More than 800 of California's poorest neighborhoods could see new development thanks to tax breaks included in last year's federal tax bill.
A little-noted provision of the federal tax overhaul passed in December allows investors to avoid paying taxes on all or part of their capital gains from investments in areas designated as "opportunity zones." The goal is to spur development in areas that have traditionally been overlooked, though some critics worry it could turn into windfall for developers in gentrifying neighborhoods.
Gov. Jerry Brown can recommend up to a quarter of California's high-poverty census tracts as places where developers are eligible for the breaks if they invest in housing, business parks, retail stores or other developments. On Friday he recommended mostly urban neighborhoods, particularly around Los Angeles County and the Inland Empire, but also included portions of 54 of the state's 58 counties. (A state Department of Finance map of the eligible and recommended zones is available here.)

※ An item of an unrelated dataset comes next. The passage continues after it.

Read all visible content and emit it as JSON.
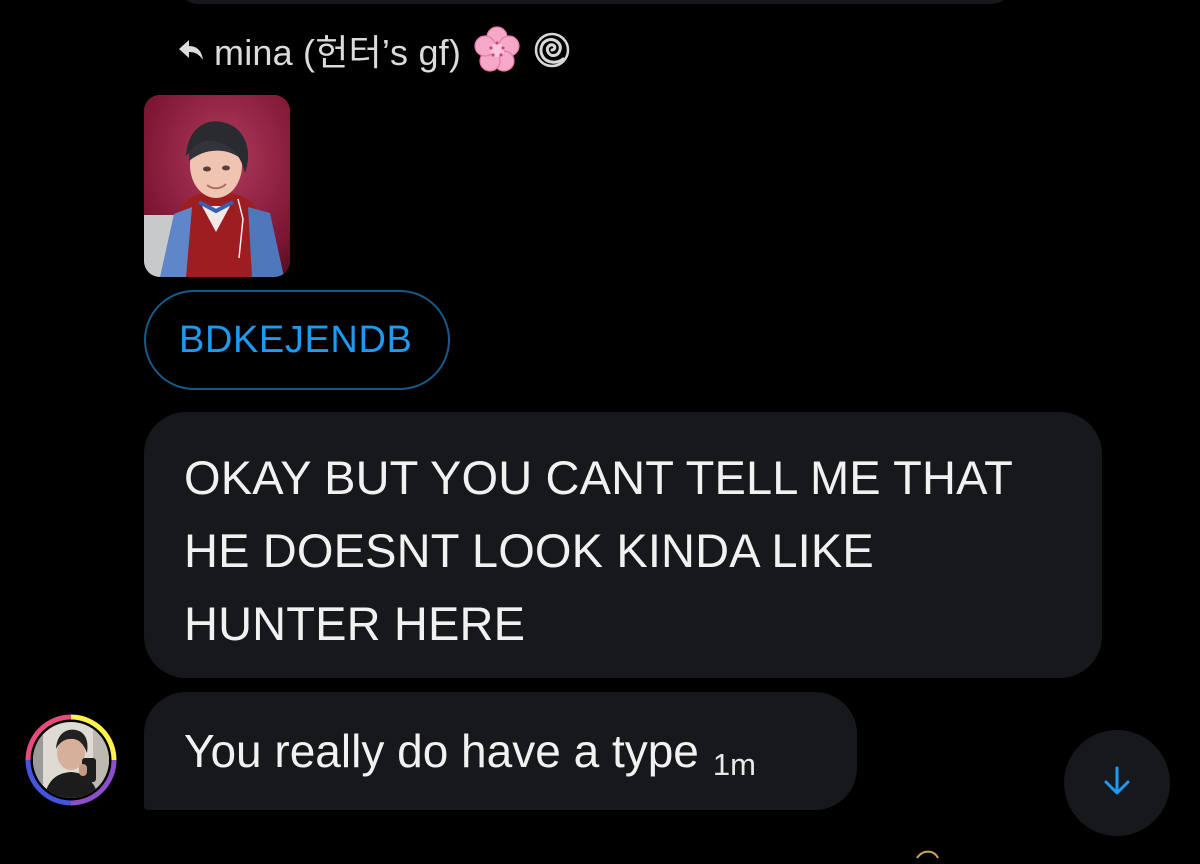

The program could help extend the economic boom that has rained prosperity on some areas of California, Panorea Avdis, director of the Governor's Office of Business and Economic Development, told reporters in a conference call.

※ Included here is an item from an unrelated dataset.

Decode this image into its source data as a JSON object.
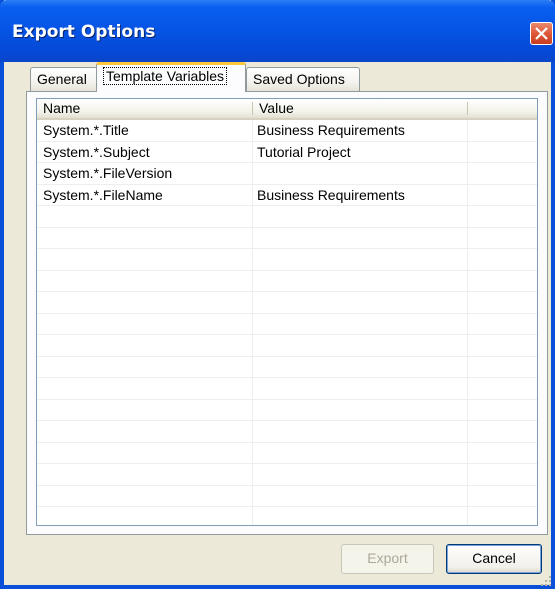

"We know that it hasn't been realized consistently between Northern and Southern California and even between the coastal and inland areas of the state," Avdis said.